The clasp mechanism is unique and lets you easily adjust and fit the band securely on your wrist. You squeeze the two side buttons to open the securing piece and then slide that up and down the slot in the band.
I noticed that the plastic on the right side of the display started to get scratched up after just two days so I then installed the screen protector. I highly recommend you install your screen protector as soon as your Microsoft Band arrives. BTW, the screen protector fits extremely well and you can hardly even tell it is installed on the Band.
With Windows 8, 10, and Windows Phone, you can see Microsoft's desire to use tiles across the spectrum of Microsoft products. The Microsoft Band also uses tiles across the display, along with a very responsive touchscreen and smart design.
Up to three full tiles appear on the display at one time. You use the Microsoft Health app to select and organize the layout of your tiles. Up to 13 tiles can be activated on the Band at one time. Currently, there are 17 available tiles to choose from.
After my battery died quickly the first day with a three-mile run and lots of notifications, I decided to prioritize what I really wanted to see on my Band and removed email and calendar notifications.
Some tiles have specific settings, such as entering your Starbucks card number, and you take care of those in the Microsoft Health app. You can easily rearrange your active tiles too.
On the left side of the Microsoft Health software, you have access to your activity history, workout catalog, unit preferences, connected apps (RunKeeper and MyFitnessPal), and help.
The main home screen shows you your steps, calories burned, sleep history, fitness history, and workout plan results.
The tiles are easy to scroll through with the touchscreen. Within each tile app, navigating is quite easy and optimized for the display with the touchscreen. You can customize the color and wallpaper too. There are plenty of settings to completely customize the Microsoft Band experience.
I first connected the Microsoft Band to my Nokia Lumia 1520 since Windows Phone owners get a slightly better experience thanks to Cortana. Press and hold the action button to launch Cortana and then you speak into the Band; there is a microphone to send text messages, check the weather, find out the sports score, and more. One limitation with Windows Phone is that you can't set up connected apps.
After hard resetting the Microsoft Band, I connected it to my Apple iPhone 6 Plus. With this device I was able to set up the RunKeeper integration. While it is nice to have the Microsoft Health data synced to RunKeeper, so far I am not seeing heart rate or map data syncing up to my account. Maps do appear on the phone in the Microsoft Health application.
Lastly, I connected the Microsoft Band to my Sony Xperia Z3 since that is my current primary device. The Z3 works very well with the Band and functions just like the iPhone.

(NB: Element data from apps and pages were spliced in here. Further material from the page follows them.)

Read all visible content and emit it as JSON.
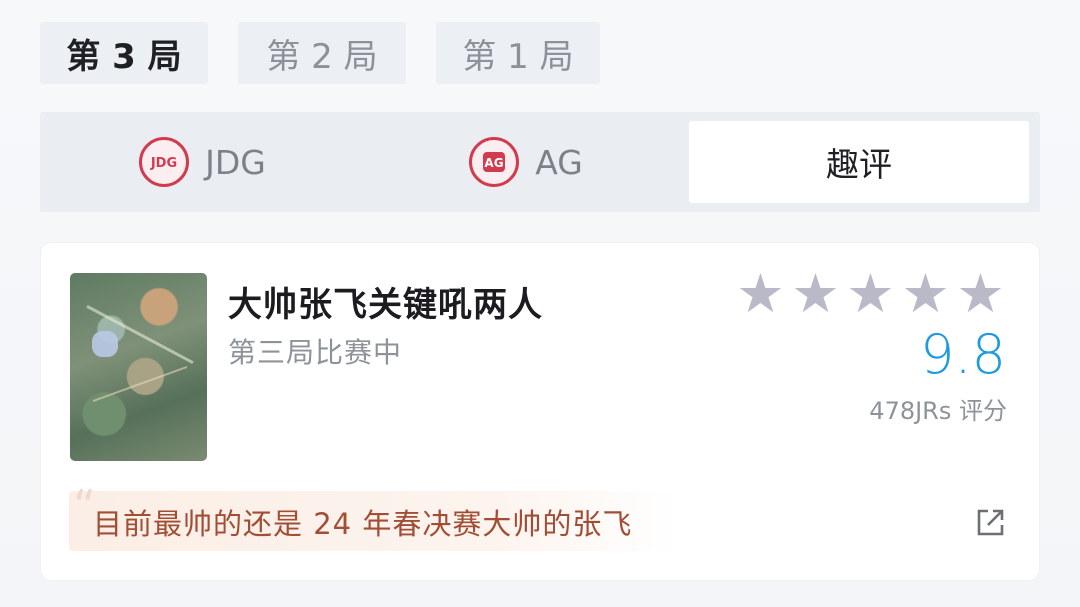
{
  "round_tabs": [
    "第 3 局",
    "第 2 局",
    "第 1 局"
  ],
  "team_tabs": {
    "team1": {
      "logo": "JDG-logo",
      "name": "JDG"
    },
    "team2": {
      "logo": "AG-logo",
      "name": "AG"
    },
    "fun_review": "趣评"
  },
  "card": {
    "title": "大帅张飞关键吼两人",
    "subtitle": "第三局比赛中",
    "rating": {
      "stars_filled": 0,
      "stars_total": 5,
      "score": "9.8",
      "raters": "478JRs 评分"
    },
    "comment": "目前最帅的还是 24 年春决赛大帅的张飞",
    "share_icon": "share-icon"
  },
  "colors": {
    "accent": "#1e9be0",
    "comment_text": "#a14e35",
    "logo": "#d23a4d",
    "star_empty": "#b9b9c7"
  }
}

If you watch the videos on the Microsoft website, they show people using the Band with the display facing up like a standard watch and facing down on the bottom of the wrist. Given that interaction with the touchscreen is the method of navigation and you may spend a lot of time interacting with the Band, I personally find it a better experience with the display facing down. If you do use it in this orientation, then you definitely want to use the screen protector since the display will rest on the table, keyboard, and other objects you rest your wrist on.
The Microsoft Band looks great, the constant heart rate monitor does a solid job both day and night, the multi-platform support is more than we have seen from anyone else, and the smartwatch functionality is more powerful than I imagined.
For $199, Microsoft is offering a powerful activity tracker, GPS watch, and basic smartwatch. I look forward to much more usage and testing. Please leave questions in the comments and I will include answers in my upcoming full review.
Related ZDNet Microsoft Band coverage